→ **EXERCISE INSTRUCTIONS**
Output all the records below, word for word.

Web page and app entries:
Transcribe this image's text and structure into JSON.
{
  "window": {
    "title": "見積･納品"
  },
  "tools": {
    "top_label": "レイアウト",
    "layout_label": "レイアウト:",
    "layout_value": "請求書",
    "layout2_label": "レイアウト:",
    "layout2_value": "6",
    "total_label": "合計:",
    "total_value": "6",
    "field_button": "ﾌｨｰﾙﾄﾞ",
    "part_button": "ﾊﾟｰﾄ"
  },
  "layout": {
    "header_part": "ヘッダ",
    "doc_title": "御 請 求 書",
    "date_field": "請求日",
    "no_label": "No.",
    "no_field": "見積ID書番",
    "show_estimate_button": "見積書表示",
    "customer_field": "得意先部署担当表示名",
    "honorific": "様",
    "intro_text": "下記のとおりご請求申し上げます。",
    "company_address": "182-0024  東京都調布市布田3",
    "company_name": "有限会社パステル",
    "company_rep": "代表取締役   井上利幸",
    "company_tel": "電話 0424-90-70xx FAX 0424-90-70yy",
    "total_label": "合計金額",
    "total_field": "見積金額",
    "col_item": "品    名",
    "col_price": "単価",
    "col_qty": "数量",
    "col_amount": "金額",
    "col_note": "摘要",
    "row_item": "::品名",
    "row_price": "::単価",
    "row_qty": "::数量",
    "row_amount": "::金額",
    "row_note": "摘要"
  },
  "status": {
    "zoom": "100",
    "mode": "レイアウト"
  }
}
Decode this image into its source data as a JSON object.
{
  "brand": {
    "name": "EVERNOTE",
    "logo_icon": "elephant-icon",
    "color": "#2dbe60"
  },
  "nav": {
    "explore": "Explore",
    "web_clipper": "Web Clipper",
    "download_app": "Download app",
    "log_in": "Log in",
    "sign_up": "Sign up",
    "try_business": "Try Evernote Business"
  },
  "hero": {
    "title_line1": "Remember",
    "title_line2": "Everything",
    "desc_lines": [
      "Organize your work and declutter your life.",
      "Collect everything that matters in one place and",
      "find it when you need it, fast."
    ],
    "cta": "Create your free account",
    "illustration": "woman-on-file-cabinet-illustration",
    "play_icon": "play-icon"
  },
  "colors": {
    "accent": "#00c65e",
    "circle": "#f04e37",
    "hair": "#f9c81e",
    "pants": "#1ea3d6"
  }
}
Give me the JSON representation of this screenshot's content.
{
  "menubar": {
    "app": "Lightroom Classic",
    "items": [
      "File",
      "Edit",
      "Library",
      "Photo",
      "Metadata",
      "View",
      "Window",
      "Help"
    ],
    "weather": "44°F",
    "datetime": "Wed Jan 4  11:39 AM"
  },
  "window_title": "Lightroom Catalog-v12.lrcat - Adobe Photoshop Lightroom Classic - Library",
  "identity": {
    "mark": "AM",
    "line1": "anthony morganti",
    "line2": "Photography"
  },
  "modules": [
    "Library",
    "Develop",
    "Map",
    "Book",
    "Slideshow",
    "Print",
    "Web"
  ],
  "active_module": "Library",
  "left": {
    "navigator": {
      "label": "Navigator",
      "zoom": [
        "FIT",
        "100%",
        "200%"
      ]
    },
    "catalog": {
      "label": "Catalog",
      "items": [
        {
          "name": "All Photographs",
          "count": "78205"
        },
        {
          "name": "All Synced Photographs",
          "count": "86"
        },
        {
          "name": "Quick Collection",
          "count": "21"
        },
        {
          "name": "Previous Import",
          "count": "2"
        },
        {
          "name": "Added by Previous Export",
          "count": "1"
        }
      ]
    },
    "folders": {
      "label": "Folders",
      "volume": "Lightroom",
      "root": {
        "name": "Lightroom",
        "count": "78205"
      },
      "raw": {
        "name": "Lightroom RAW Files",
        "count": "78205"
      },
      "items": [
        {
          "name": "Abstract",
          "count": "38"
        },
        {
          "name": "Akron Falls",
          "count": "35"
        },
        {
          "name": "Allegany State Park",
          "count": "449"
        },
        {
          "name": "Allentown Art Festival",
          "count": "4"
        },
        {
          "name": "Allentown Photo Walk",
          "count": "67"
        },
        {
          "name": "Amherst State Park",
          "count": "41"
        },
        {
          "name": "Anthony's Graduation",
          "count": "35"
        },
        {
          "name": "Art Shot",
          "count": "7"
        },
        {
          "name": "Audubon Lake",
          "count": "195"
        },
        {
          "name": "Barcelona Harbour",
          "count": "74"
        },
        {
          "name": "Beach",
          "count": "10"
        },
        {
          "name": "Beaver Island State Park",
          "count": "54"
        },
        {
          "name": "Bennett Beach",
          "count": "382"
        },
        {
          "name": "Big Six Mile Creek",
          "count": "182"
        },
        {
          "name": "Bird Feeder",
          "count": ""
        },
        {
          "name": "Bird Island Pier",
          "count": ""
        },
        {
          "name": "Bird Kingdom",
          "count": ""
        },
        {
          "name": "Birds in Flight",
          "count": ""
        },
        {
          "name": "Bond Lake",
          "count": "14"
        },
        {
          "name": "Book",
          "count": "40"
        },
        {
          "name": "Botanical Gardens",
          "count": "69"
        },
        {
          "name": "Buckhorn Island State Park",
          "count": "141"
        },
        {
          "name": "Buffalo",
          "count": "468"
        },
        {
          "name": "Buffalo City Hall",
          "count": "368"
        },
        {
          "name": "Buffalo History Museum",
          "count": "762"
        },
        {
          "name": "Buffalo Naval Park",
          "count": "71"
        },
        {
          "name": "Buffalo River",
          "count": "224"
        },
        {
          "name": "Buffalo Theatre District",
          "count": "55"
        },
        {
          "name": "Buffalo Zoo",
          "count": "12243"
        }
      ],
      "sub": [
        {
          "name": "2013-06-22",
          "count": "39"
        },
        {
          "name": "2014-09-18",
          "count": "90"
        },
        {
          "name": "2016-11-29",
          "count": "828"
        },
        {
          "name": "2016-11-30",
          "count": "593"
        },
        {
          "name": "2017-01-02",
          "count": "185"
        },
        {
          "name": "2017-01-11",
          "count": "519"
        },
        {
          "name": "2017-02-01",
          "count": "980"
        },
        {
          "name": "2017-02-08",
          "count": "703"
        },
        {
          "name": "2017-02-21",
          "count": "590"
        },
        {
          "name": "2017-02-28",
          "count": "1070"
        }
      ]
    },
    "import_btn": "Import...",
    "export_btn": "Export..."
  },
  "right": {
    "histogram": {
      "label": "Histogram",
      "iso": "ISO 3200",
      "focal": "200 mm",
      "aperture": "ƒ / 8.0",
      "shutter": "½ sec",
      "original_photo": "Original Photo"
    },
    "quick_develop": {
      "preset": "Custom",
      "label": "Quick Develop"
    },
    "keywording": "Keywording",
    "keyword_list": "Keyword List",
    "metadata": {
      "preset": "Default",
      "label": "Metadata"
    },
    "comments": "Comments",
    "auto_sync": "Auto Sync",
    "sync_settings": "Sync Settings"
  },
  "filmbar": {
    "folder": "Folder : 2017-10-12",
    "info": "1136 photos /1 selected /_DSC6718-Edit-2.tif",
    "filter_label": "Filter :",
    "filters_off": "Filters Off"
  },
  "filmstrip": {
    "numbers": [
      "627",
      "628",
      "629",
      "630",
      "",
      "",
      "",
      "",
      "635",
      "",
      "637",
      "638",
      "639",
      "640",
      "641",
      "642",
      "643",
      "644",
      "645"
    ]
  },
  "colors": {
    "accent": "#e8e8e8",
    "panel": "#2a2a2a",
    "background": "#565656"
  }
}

→ **RESULT FOR THIS EXERCISE**
Transcribe this image's text and structure into JSON.
{
  "window": {
    "title": "見積･納品"
  },
  "tools": {
    "top_label": "レイアウト",
    "layout_label": "レイアウト:",
    "layout_value": "請求書",
    "layout2_label": "レイアウト:",
    "layout2_value": "6",
    "total_label": "合計:",
    "total_value": "6",
    "field_button": "ﾌｨｰﾙﾄﾞ",
    "part_button": "ﾊﾟｰﾄ"
  },
  "layout": {
    "header_part": "ヘッダ",
    "doc_title": "御 請 求 書",
    "date_field": "請求日",
    "no_label": "No.",
    "no_field": "見積ID書番",
    "show_estimate_button": "見積書表示",
    "customer_field": "得意先部署担当表示名",
    "honorific": "様",
    "intro_text": "下記のとおりご請求申し上げます。",
    "company_address": "182-0024  東京都調布市布田3",
    "company_name": "有限会社パステル",
    "company_rep": "代表取締役   井上利幸",
    "company_tel": "電話 0424-90-70xx FAX 0424-90-70yy",
    "total_label": "合計金額",
    "total_field": "見積金額",
    "col_item": "品    名",
    "col_price": "単価",
    "col_qty": "数量",
    "col_amount": "金額",
    "col_note": "摘要",
    "row_item": "::品名",
    "row_price": "::単価",
    "row_qty": "::数量",
    "row_amount": "::金額",
    "row_note": "摘要"
  },
  "status": {
    "zoom": "100",
    "mode": "レイアウト"
  }
}
Decode this image into its source data as a JSON object.
{
  "brand": {
    "name": "EVERNOTE",
    "logo_icon": "elephant-icon",
    "color": "#2dbe60"
  },
  "nav": {
    "explore": "Explore",
    "web_clipper": "Web Clipper",
    "download_app": "Download app",
    "log_in": "Log in",
    "sign_up": "Sign up",
    "try_business": "Try Evernote Business"
  },
  "hero": {
    "title_line1": "Remember",
    "title_line2": "Everything",
    "desc_lines": [
      "Organize your work and declutter your life.",
      "Collect everything that matters in one place and",
      "find it when you need it, fast."
    ],
    "cta": "Create your free account",
    "illustration": "woman-on-file-cabinet-illustration",
    "play_icon": "play-icon"
  },
  "colors": {
    "accent": "#00c65e",
    "circle": "#f04e37",
    "hair": "#f9c81e",
    "pants": "#1ea3d6"
  }
}
Give me the JSON representation of this screenshot's content.
{
  "menubar": {
    "app": "Lightroom Classic",
    "items": [
      "File",
      "Edit",
      "Library",
      "Photo",
      "Metadata",
      "View",
      "Window",
      "Help"
    ],
    "weather": "44°F",
    "datetime": "Wed Jan 4  11:39 AM"
  },
  "window_title": "Lightroom Catalog-v12.lrcat - Adobe Photoshop Lightroom Classic - Library",
  "identity": {
    "mark": "AM",
    "line1": "anthony morganti",
    "line2": "Photography"
  },
  "modules": [
    "Library",
    "Develop",
    "Map",
    "Book",
    "Slideshow",
    "Print",
    "Web"
  ],
  "active_module": "Library",
  "left": {
    "navigator": {
      "label": "Navigator",
      "zoom": [
        "FIT",
        "100%",
        "200%"
      ]
    },
    "catalog": {
      "label": "Catalog",
      "items": [
        {
          "name": "All Photographs",
          "count": "78205"
        },
        {
          "name": "All Synced Photographs",
          "count": "86"
        },
        {
          "name": "Quick Collection",
          "count": "21"
        },
        {
          "name": "Previous Import",
          "count": "2"
        },
        {
          "name": "Added by Previous Export",
          "count": "1"
        }
      ]
    },
    "folders": {
      "label": "Folders",
      "volume": "Lightroom",
      "root": {
        "name": "Lightroom",
        "count": "78205"
      },
      "raw": {
        "name": "Lightroom RAW Files",
        "count": "78205"
      },
      "items": [
        {
          "name": "Abstract",
          "count": "38"
        },
        {
          "name": "Akron Falls",
          "count": "35"
        },
        {
          "name": "Allegany State Park",
          "count": "449"
        },
        {
          "name": "Allentown Art Festival",
          "count": "4"
        },
        {
          "name": "Allentown Photo Walk",
          "count": "67"
        },
        {
          "name": "Amherst State Park",
          "count": "41"
        },
        {
          "name": "Anthony's Graduation",
          "count": "35"
        },
        {
          "name": "Art Shot",
          "count": "7"
        },
        {
          "name": "Audubon Lake",
          "count": "195"
        },
        {
          "name": "Barcelona Harbour",
          "count": "74"
        },
        {
          "name": "Beach",
          "count": "10"
        },
        {
          "name": "Beaver Island State Park",
          "count": "54"
        },
        {
          "name": "Bennett Beach",
          "count": "382"
        },
        {
          "name": "Big Six Mile Creek",
          "count": "182"
        },
        {
          "name": "Bird Feeder",
          "count": ""
        },
        {
          "name": "Bird Island Pier",
          "count": ""
        },
        {
          "name": "Bird Kingdom",
          "count": ""
        },
        {
          "name": "Birds in Flight",
          "count": ""
        },
        {
          "name": "Bond Lake",
          "count": "14"
        },
        {
          "name": "Book",
          "count": "40"
        },
        {
          "name": "Botanical Gardens",
          "count": "69"
        },
        {
          "name": "Buckhorn Island State Park",
          "count": "141"
        },
        {
          "name": "Buffalo",
          "count": "468"
        },
        {
          "name": "Buffalo City Hall",
          "count": "368"
        },
        {
          "name": "Buffalo History Museum",
          "count": "762"
        },
        {
          "name": "Buffalo Naval Park",
          "count": "71"
        },
        {
          "name": "Buffalo River",
          "count": "224"
        },
        {
          "name": "Buffalo Theatre District",
          "count": "55"
        },
        {
          "name": "Buffalo Zoo",
          "count": "12243"
        }
      ],
      "sub": [
        {
          "name": "2013-06-22",
          "count": "39"
        },
        {
          "name": "2014-09-18",
          "count": "90"
        },
        {
          "name": "2016-11-29",
          "count": "828"
        },
        {
          "name": "2016-11-30",
          "count": "593"
        },
        {
          "name": "2017-01-02",
          "count": "185"
        },
        {
          "name": "2017-01-11",
          "count": "519"
        },
        {
          "name": "2017-02-01",
          "count": "980"
        },
        {
          "name": "2017-02-08",
          "count": "703"
        },
        {
          "name": "2017-02-21",
          "count": "590"
        },
        {
          "name": "2017-02-28",
          "count": "1070"
        }
      ]
    },
    "import_btn": "Import...",
    "export_btn": "Export..."
  },
  "right": {
    "histogram": {
      "label": "Histogram",
      "iso": "ISO 3200",
      "focal": "200 mm",
      "aperture": "ƒ / 8.0",
      "shutter": "½ sec",
      "original_photo": "Original Photo"
    },
    "quick_develop": {
      "preset": "Custom",
      "label": "Quick Develop"
    },
    "keywording": "Keywording",
    "keyword_list": "Keyword List",
    "metadata": {
      "preset": "Default",
      "label": "Metadata"
    },
    "comments": "Comments",
    "auto_sync": "Auto Sync",
    "sync_settings": "Sync Settings"
  },
  "filmbar": {
    "folder": "Folder : 2017-10-12",
    "info": "1136 photos /1 selected /_DSC6718-Edit-2.tif",
    "filter_label": "Filter :",
    "filters_off": "Filters Off"
  },
  "filmstrip": {
    "numbers": [
      "627",
      "628",
      "629",
      "630",
      "",
      "",
      "",
      "",
      "635",
      "",
      "637",
      "638",
      "639",
      "640",
      "641",
      "642",
      "643",
      "644",
      "645"
    ]
  },
  "colors": {
    "accent": "#e8e8e8",
    "panel": "#2a2a2a",
    "background": "#565656"
  }
}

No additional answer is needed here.